Businesses of all shapes and sizes often operate in a system with the different parts of the system interacting with one another to produce effects or outcomes that are anticipated or not.
Some systems are linear with easily predictable outcomes. Other systems are more complex, more like a spider web, with many of their parts intricately linked and easily affecting one another.
Understanding the pertinent system dynamics is therefore critical for making better, informed decisions.
Unfortunately, the business environment in which key performance decisions are made on a regular basis is not linear and the outcomes easily predicted.
Businesses inhabit and operate in environments that consist of interdependent networks in relationships which connect with and interact with each other to produce outcomes.
In their book Meltdown: Why Our Systems Fail and What We Can Do About It, Chris Clearfield and András Tilcsik saw that even seemingly unrelated parts in a system are connected indirectly, and some subsystems are linked to many parts of the system. In the unfortunate event of something going wrong, problems show up everywhere, making it difficult to understand what’s happening.
So what do complex systems have to do with plan continuation bias?
We can plan for the future, but we don’t have a crystal ball to predict accurately what will happen next week, month, quarter or year. Based on past experiences, and analysis of data, we might have an idea but that is all there is.
In spite of the past not always being the best predictor of future performance, it’s surprising to see the level of system blindness that decision makers still exhibit.
Let’s look at a decision to enter a new international market as an example. The strategy and factors that contributed to success in one market by all means do not guarantee success in a different market.
Instead of following a step-by-step approach to better understand the system dynamics of the new market, most of the time leaders adopt a copy and paste approach resulting in widespread failures.
Even though there are tell-tell signs of the expansionary move heading sideways, leaders push ahead by implementing the bad strategy. An indication that plan continuation bias is probably the contributing factor.
Simply put, plan continuation bias is the tendency we all human beings have to continue on the path we have already chosen or fallen into, or pursue a decision we have made without rigorously checking whether that is still the best decision or not.
In business decisions, this form of bias is prevalent in strategy implementation, project management, as well as forecasting and planning. We often don’t take the time to review the plan against actual results and change course. We persist even when the original plan no longer makes sense.
It could be that the system in which we based our original plan assumptions has significantly changed, ultimately requiring us to take a step back and reflect to better understand what’s going on and decide how to proceed.
Because we are so much fixated on the end goal which seems achievable, we blindly convince ourselves to push ahead or continue even if the current results are telling us otherwise. We continue to pump resources towards the plan or project, eventually resulting in waste and worse results than before.
Sometimes plan continuation bias is a result of the organizational culture.

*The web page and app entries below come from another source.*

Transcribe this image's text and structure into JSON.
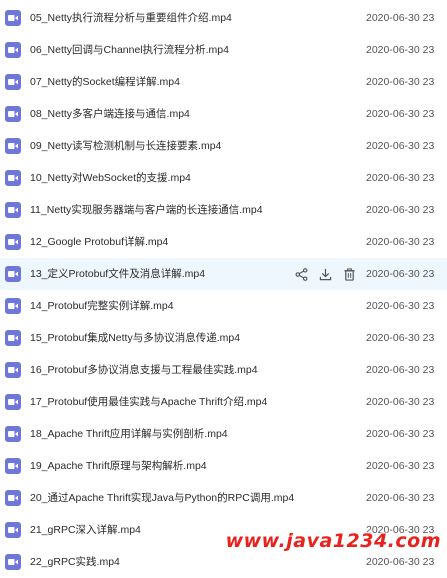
{
  "files": [
    {
      "name": "05_Netty执行流程分析与重要组件介绍.mp4",
      "date": "2020-06-30 23"
    },
    {
      "name": "06_Netty回调与Channel执行流程分析.mp4",
      "date": "2020-06-30 23"
    },
    {
      "name": "07_Netty的Socket编程详解.mp4",
      "date": "2020-06-30 23"
    },
    {
      "name": "08_Netty多客户端连接与通信.mp4",
      "date": "2020-06-30 23"
    },
    {
      "name": "09_Netty读写检测机制与长连接要素.mp4",
      "date": "2020-06-30 23"
    },
    {
      "name": "10_Netty对WebSocket的支援.mp4",
      "date": "2020-06-30 23"
    },
    {
      "name": "11_Netty实现服务器端与客户端的长连接通信.mp4",
      "date": "2020-06-30 23"
    },
    {
      "name": "12_Google Protobuf详解.mp4",
      "date": "2020-06-30 23"
    },
    {
      "name": "13_定义Protobuf文件及消息详解.mp4",
      "date": "2020-06-30 23",
      "hovered": true
    },
    {
      "name": "14_Protobuf完整实例详解.mp4",
      "date": "2020-06-30 23"
    },
    {
      "name": "15_Protobuf集成Netty与多协议消息传递.mp4",
      "date": "2020-06-30 23"
    },
    {
      "name": "16_Protobuf多协议消息支援与工程最佳实践.mp4",
      "date": "2020-06-30 23"
    },
    {
      "name": "17_Protobuf使用最佳实践与Apache Thrift介绍.mp4",
      "date": "2020-06-30 23"
    },
    {
      "name": "18_Apache Thrift应用详解与实例剖析.mp4",
      "date": "2020-06-30 23"
    },
    {
      "name": "19_Apache Thrift原理与架构解析.mp4",
      "date": "2020-06-30 23"
    },
    {
      "name": "20_通过Apache Thrift实现Java与Python的RPC调用.mp4",
      "date": "2020-06-30 23"
    },
    {
      "name": "21_gRPC深入详解.mp4",
      "date": "2020-06-30 23"
    },
    {
      "name": "22_gRPC实践.mp4",
      "date": "2020-06-30 23"
    }
  ],
  "file_icon": "video-file-icon",
  "row_actions": [
    "share-icon",
    "download-icon",
    "delete-icon"
  ],
  "watermark": "www.java1234.com",
  "colors": {
    "icon": "#6f78d8",
    "hover": "#eef7fe",
    "watermark": "#e8231e"
  }
}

If the culture is one that doesn’t tolerate “bad news” and suppresses speaking up when circumstances change, then chances are high that everyone will become so obsessed with getting there.

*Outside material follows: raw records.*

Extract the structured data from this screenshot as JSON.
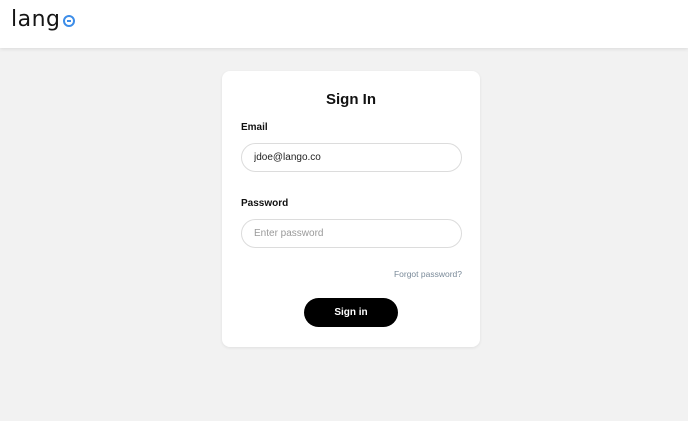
{
  "brand": {
    "name": "lang",
    "accent_color": "#3d8de8"
  },
  "signin": {
    "title": "Sign In",
    "email": {
      "label": "Email",
      "value": "jdoe@lango.co",
      "placeholder": ""
    },
    "password": {
      "label": "Password",
      "value": "",
      "placeholder": "Enter password"
    },
    "forgot_label": "Forgot password?",
    "submit_label": "Sign in"
  },
  "colors": {
    "page_bg": "#f2f2f2",
    "card_bg": "#ffffff",
    "button_bg": "#000000",
    "link": "#7a8a99"
  }
}
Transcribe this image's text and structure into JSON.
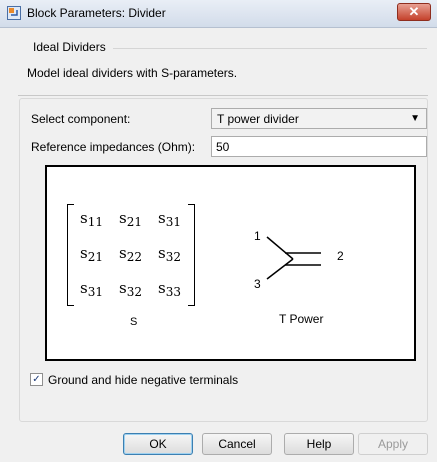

Leaders should therefore encourage speaking up, and employees will not be afraid to speak up for fear of being reprimanded.
Rather than reprimand an employee who has identified flaws in the existing plan or discovers an impending project catastrophe, why not publicly praise them given that such a move sends out a message that leaders are open to receiving feedback.
Considering the complexity of today’s business environment and its tight linkages, it might not be feasible to pause each time a key decision is made. You want to avoid a situation where decisions made are more reactive than proactive.
Instead, find a balance between focusing on the tasks or initiatives to be performed and making sense of what is happening. Avoid getting fixated on one or the other.
Making sense of what is happening gives you a chance to notice unexpected threats and figure out what to do about them before things get completely out of hand.
Avoid making key decisions under time pressure and consider all plan possibilities instead of settling just on one.